=== DATA TO PROCESS ===

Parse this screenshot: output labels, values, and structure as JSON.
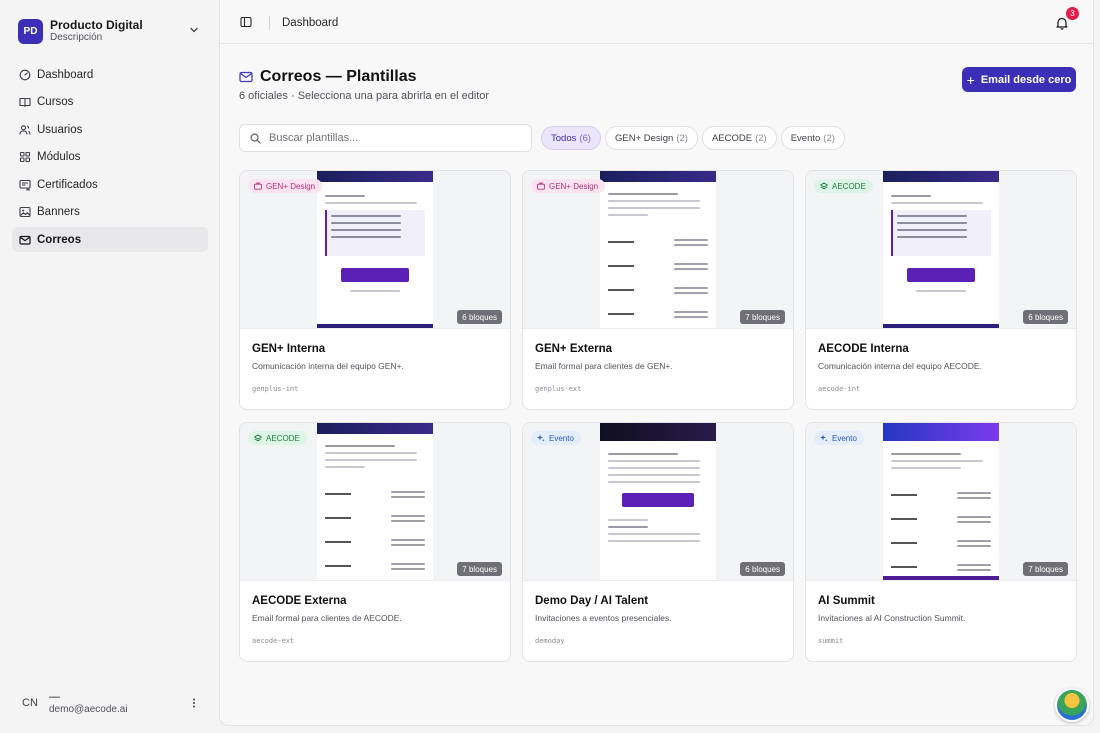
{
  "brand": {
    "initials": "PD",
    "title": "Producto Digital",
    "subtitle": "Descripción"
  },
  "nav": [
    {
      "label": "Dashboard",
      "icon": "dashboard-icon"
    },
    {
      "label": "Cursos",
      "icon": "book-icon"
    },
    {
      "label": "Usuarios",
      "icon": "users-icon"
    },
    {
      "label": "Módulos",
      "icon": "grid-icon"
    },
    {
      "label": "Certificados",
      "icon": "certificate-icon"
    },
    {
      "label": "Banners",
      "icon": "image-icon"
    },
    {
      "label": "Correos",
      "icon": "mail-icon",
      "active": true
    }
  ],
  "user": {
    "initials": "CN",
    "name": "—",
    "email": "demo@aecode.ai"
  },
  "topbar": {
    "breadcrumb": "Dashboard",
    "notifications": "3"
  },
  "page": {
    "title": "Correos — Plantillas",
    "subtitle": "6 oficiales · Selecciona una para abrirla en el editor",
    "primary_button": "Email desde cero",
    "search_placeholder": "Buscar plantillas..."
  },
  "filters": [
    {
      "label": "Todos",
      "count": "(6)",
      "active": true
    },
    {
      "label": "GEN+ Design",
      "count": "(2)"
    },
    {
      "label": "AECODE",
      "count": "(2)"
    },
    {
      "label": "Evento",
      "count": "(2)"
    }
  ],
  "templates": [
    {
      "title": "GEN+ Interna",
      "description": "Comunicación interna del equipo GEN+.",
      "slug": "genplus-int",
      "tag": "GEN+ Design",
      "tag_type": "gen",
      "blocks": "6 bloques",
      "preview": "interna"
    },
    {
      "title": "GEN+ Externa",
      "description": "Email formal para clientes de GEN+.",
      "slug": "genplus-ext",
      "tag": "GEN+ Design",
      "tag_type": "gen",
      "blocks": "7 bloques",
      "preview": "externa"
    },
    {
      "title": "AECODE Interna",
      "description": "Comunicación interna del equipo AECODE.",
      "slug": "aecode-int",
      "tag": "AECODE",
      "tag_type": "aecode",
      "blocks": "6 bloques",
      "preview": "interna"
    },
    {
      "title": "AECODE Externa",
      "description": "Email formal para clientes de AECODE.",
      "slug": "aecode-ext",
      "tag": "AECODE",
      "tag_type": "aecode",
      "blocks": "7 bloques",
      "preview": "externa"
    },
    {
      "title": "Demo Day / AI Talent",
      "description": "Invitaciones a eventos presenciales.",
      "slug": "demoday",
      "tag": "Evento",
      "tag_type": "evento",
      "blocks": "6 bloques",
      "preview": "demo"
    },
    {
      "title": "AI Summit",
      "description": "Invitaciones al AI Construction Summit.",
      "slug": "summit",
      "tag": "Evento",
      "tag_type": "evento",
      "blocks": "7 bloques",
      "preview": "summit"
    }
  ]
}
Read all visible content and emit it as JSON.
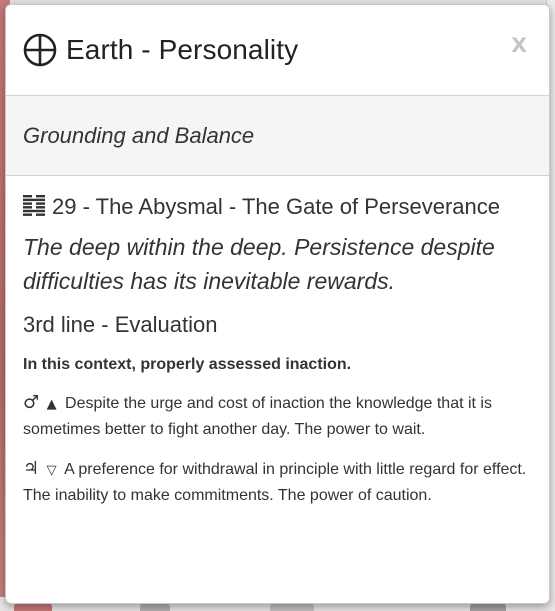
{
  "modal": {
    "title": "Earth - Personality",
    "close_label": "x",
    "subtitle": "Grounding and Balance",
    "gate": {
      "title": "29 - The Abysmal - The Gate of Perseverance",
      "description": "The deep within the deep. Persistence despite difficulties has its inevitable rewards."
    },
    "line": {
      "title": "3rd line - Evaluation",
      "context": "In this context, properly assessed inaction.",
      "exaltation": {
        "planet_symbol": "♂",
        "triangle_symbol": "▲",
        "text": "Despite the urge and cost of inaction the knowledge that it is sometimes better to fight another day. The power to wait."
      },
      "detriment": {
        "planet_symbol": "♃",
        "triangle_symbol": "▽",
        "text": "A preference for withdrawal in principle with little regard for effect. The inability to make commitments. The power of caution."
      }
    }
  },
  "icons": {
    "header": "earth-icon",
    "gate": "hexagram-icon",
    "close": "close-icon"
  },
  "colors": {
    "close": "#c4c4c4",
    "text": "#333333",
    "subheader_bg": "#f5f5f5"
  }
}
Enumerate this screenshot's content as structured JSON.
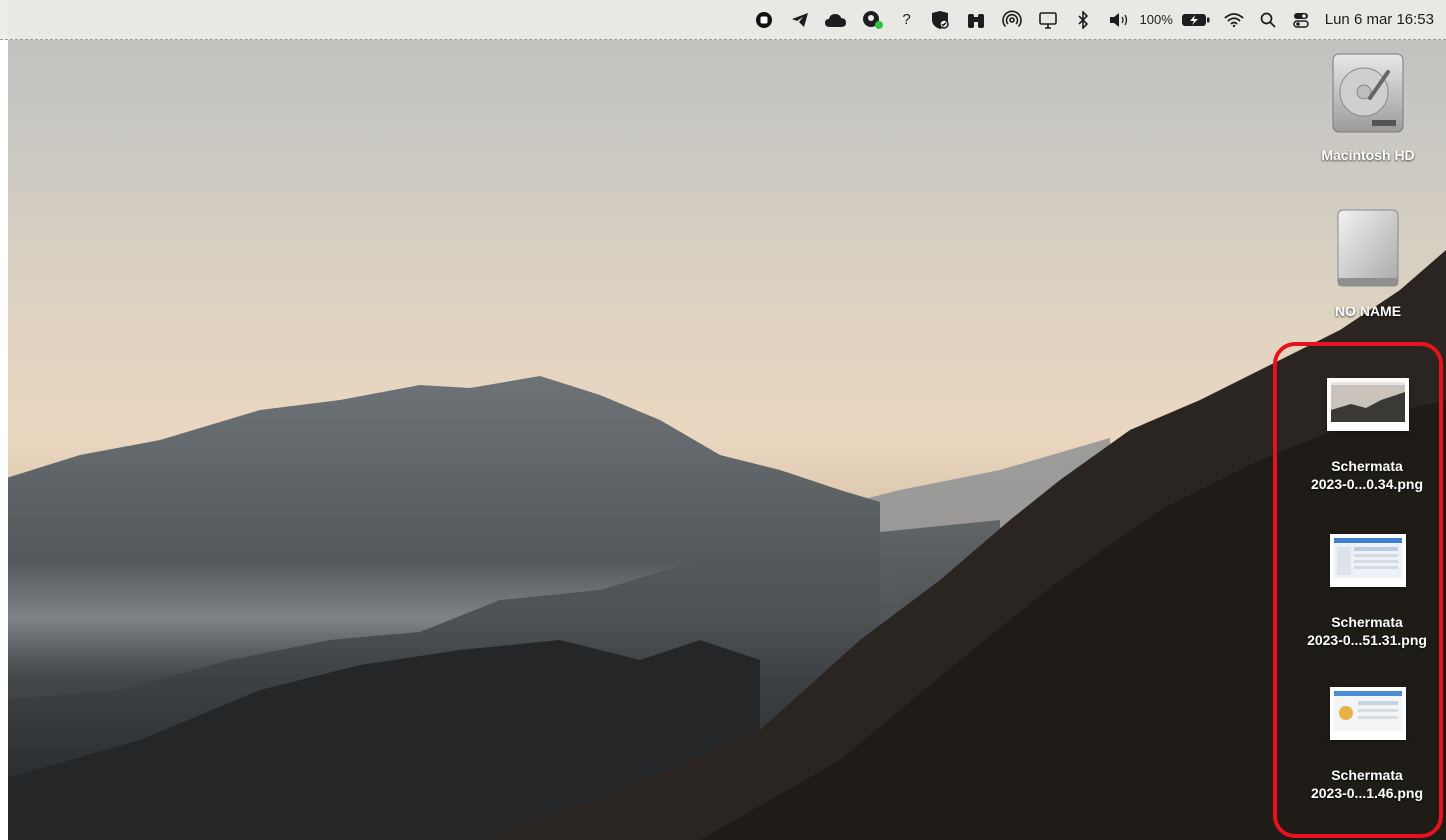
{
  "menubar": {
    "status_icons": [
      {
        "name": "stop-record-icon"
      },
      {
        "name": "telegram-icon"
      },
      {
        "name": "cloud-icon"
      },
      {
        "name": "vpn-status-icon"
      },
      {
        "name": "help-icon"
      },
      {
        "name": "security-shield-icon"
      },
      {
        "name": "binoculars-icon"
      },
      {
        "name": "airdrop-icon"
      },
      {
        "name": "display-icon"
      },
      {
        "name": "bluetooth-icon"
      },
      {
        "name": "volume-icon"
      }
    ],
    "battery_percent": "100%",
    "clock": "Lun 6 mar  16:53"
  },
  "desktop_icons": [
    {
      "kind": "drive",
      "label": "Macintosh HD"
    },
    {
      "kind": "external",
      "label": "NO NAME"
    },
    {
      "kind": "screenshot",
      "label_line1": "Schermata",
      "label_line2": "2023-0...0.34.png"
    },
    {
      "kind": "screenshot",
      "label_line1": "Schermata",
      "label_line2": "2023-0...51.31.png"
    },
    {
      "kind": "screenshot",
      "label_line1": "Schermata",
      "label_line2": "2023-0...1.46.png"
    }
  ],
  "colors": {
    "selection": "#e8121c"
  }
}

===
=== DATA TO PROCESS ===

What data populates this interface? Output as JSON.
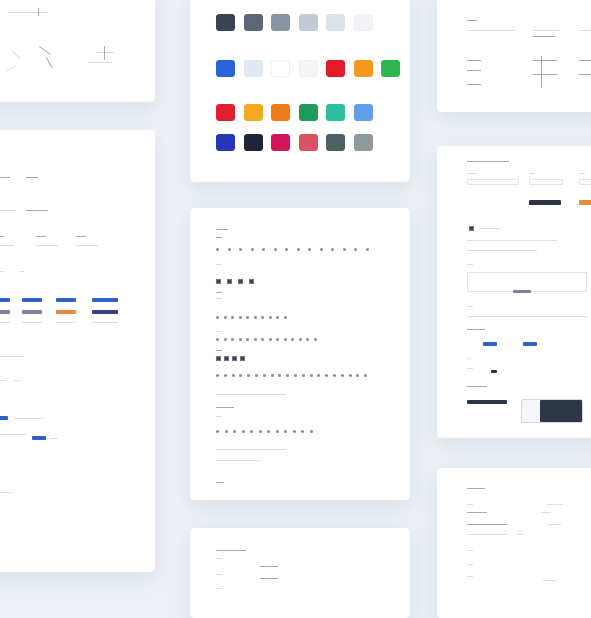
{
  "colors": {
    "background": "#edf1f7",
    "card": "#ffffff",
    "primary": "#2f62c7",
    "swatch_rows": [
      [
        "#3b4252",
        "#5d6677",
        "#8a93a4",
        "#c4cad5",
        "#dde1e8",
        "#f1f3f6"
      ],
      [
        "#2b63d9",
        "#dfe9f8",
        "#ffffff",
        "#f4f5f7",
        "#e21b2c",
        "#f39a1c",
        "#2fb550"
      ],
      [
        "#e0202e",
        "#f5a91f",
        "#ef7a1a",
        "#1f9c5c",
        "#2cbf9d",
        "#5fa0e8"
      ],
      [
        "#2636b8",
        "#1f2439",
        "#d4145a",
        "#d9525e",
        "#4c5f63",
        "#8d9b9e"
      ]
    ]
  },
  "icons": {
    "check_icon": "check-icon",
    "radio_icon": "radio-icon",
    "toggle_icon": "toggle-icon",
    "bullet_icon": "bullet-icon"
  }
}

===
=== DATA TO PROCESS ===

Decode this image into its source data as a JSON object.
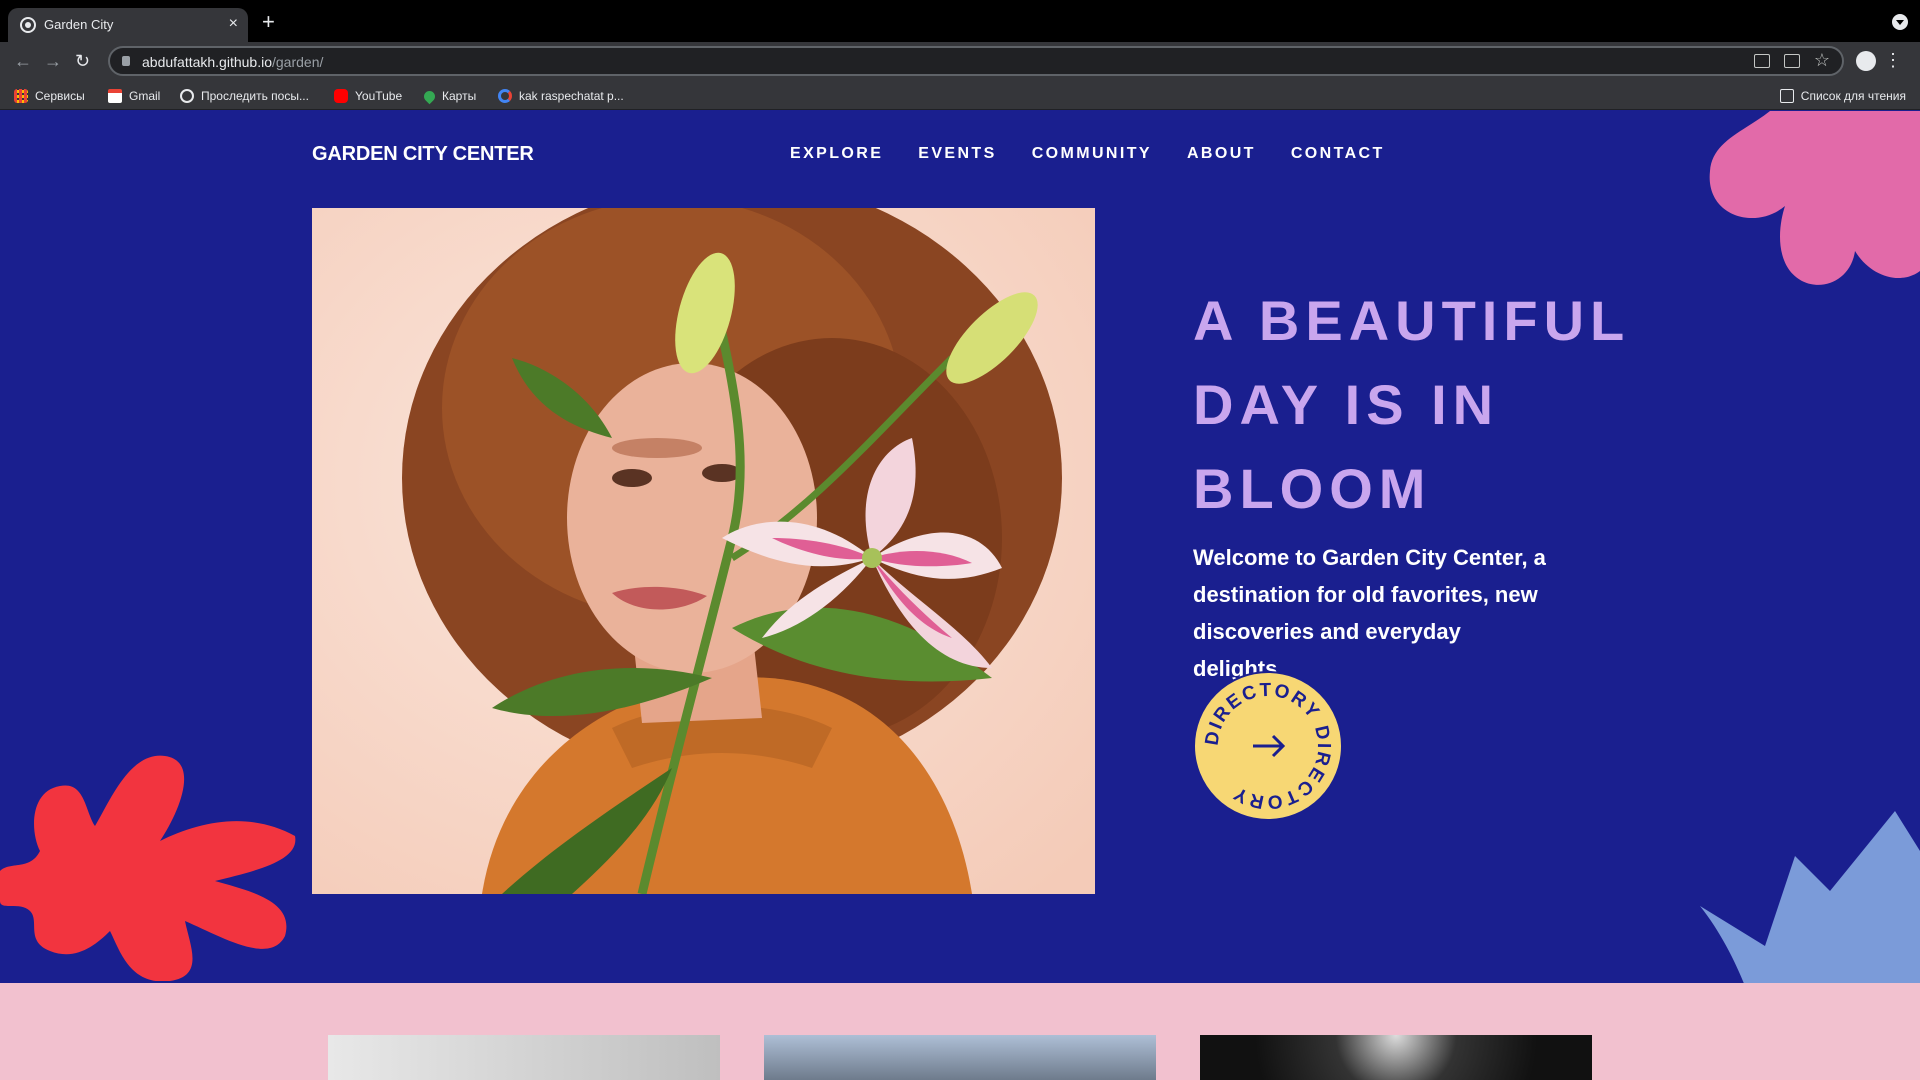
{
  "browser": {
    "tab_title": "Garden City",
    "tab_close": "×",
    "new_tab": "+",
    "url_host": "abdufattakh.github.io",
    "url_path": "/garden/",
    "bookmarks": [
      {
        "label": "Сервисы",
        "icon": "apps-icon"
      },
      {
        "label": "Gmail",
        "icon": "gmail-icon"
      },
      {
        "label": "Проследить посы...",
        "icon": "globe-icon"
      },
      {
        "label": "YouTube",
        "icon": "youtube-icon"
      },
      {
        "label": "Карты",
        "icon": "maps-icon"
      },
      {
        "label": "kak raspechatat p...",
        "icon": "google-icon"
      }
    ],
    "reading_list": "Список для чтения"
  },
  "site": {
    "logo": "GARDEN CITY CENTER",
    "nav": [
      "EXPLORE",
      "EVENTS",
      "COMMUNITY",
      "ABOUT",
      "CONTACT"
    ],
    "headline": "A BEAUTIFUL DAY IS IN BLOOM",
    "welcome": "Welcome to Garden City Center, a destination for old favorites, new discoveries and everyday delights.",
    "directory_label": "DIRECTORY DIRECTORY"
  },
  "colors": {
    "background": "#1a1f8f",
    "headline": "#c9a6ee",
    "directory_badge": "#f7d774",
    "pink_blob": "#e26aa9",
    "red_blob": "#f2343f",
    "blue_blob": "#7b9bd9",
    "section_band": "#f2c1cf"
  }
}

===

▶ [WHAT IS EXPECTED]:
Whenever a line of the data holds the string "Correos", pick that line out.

▶ [PROBLEM SOLUTION]:
      "label": "Correos",
    "title": "Correos — Plantillas",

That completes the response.